U.S. scientists have developed a new method of verifying urban reductions in carbon dioxide (CO2). Researchers from Harvard and the University of Utah say their computer simulation data from Salt Lake Valley identified differences in CO2 emissions of over 15%.
The system could be used to verify urban CO2 reductions if a global treaty is signed to lower carbon dioxide levels and reduce global warming.
The findings are being published online in the Proceedings of the National Academy of Sciences this week.
The proof-of-concept first step is a ground-based method, but by using satellite monitoring the accuracy rate may be increased. The panel of the National Academy of Sciences recommends five per cent accuracy.
Co-author Jim Ehleringer, a University of Utah professor of biology, says the aim of the research was to collect data on carbon dioxide in the atmosphere of an urban area to see if emissions patterns could be predicted.
"The ultimate use is to verify CO2 emissions in the event that the world's nations agree to a treaty to limit such emissions. The idea is can you combine concentration information - CO2 in the air near the ground - and weather patterns, which is wind blowing, and mathematically determine emissions based on that information."
Massachusetts atmospheric scientists Kathryn McKain and Steven Wofsy, from Harvard University and Thomas Nehrkorn and Janusz Eluszkiewicz from the Atmospheric and Environmental Research, Inc. worked on the study with Prof Ehleringer.
It is difficult to detect absolute levels of changes in carbon dioxide using the new method, but it is possible, says Prof Ehleringer.
The new system estimates that there are more carbon dioxide emissions than reported in earlier government surveys of industry, he says, due to under-reporting.
Prof Ehleringer started monitoring Salt Lake Valley's carbon dioxide levels 10 years ago, as part of a National Science Foundation-funded study in the Urban Airshed - part of the atmosphere that behaves coherently in the dispersal of emissions.
University of Utah biologist Jim Ehleringer; Credit: Lee J. Siegel, University of Utah
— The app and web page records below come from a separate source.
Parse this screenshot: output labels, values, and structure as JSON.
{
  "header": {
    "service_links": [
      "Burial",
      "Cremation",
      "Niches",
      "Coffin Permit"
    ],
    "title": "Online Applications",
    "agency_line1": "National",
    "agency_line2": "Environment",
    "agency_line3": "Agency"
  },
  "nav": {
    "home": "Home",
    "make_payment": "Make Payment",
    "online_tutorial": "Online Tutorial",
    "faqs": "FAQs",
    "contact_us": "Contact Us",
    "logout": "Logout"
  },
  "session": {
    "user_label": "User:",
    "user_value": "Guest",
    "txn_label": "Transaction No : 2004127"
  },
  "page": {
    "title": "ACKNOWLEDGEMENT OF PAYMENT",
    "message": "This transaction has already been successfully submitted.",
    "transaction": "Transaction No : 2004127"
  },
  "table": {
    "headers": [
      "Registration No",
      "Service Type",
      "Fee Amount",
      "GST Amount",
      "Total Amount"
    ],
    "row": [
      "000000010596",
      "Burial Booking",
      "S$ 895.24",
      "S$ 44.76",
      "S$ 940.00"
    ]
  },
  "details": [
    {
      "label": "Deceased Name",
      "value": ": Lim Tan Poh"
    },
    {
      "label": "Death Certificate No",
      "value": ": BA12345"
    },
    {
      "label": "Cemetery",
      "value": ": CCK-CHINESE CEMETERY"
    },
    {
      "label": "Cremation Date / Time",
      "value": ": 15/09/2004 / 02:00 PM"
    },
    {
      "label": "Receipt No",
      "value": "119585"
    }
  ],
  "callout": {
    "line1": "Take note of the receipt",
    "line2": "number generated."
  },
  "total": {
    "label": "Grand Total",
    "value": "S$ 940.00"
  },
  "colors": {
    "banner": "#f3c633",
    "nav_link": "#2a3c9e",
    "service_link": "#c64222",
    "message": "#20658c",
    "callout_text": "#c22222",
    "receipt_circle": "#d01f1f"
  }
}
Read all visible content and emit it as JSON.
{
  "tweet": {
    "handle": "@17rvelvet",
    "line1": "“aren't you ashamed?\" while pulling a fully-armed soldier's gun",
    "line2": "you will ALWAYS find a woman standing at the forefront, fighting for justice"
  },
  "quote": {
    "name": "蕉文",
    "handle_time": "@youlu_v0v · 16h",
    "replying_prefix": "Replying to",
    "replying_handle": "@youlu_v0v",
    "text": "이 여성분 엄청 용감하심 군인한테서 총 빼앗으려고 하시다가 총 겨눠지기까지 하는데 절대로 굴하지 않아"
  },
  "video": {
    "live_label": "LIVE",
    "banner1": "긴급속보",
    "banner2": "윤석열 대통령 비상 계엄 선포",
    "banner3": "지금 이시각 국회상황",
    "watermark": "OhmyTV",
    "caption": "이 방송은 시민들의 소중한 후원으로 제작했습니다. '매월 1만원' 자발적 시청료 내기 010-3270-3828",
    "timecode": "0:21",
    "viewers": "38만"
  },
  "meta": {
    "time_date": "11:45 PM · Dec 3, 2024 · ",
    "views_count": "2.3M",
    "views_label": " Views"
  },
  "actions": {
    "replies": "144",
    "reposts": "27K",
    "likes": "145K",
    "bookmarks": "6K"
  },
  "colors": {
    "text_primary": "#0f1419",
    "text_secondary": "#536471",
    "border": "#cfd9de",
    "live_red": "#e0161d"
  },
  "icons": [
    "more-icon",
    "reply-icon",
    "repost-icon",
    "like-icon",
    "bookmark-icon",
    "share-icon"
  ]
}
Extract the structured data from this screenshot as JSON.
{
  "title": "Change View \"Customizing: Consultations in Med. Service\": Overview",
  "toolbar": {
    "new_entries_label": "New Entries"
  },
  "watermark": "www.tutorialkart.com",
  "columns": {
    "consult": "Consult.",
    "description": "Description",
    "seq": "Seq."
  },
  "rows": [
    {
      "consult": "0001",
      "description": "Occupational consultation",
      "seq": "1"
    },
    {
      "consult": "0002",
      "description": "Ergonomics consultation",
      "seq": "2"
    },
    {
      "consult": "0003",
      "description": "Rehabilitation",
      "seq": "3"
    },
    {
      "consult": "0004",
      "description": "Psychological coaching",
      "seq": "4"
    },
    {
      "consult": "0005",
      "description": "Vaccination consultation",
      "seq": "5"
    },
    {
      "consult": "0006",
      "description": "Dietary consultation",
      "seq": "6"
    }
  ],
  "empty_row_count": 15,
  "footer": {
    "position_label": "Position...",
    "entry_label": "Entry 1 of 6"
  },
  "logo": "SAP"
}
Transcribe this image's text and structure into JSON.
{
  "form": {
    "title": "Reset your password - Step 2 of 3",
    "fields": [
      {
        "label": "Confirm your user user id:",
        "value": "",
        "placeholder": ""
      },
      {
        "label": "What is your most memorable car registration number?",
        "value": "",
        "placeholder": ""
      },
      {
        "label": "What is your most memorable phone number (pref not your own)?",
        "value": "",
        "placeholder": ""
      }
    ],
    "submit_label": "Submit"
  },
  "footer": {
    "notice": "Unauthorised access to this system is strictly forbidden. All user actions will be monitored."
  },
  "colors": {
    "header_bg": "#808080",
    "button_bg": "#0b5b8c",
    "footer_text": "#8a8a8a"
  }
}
Six sites in Salt Lake Valley and another in nearby Snowbird ski resort monitor carbon dioxide levels. The data collected, which can be seen at co2.utah.edu, is extensive.
A computer simulation of carbon dioxide emissions in the area was created, which included projections from sites at the University of Utah, downtown Salt Lake City and Murray, Utah.
Weather forecasts were used to predict air and wind circulation and satellite images of the landscape were taken into account.
The emissions estimates were within 15 percent or more of the official figures and the team would like to increase the accuracy to within five per cent in future.
Cities are major producers of carbon dioxide, so could be vital in testing reduction claims in future.
Carbon dioxide levels on the ground rose at might when the air was calm, but fell in the morning as the sun rose and plants consumed carbon through photosynthesis.
The scientists say satellite measurements though a mile wide upright column of air is more accurate as they are not so affected by variations caused by smoking chimneys or stationary traffic.
However, the researchers say there are no satellites at present that are able to properly target urban areas for accurately measuring carbon dioxide levels.
The one study, in Germany, that accurately measured an urban area's carbon dioxide emissions was too costly for everyday use.
Professor Ehleringer's role in the research was finance by the U.S. Department of Energy. Other funding came from NASA and the National Science Foundation.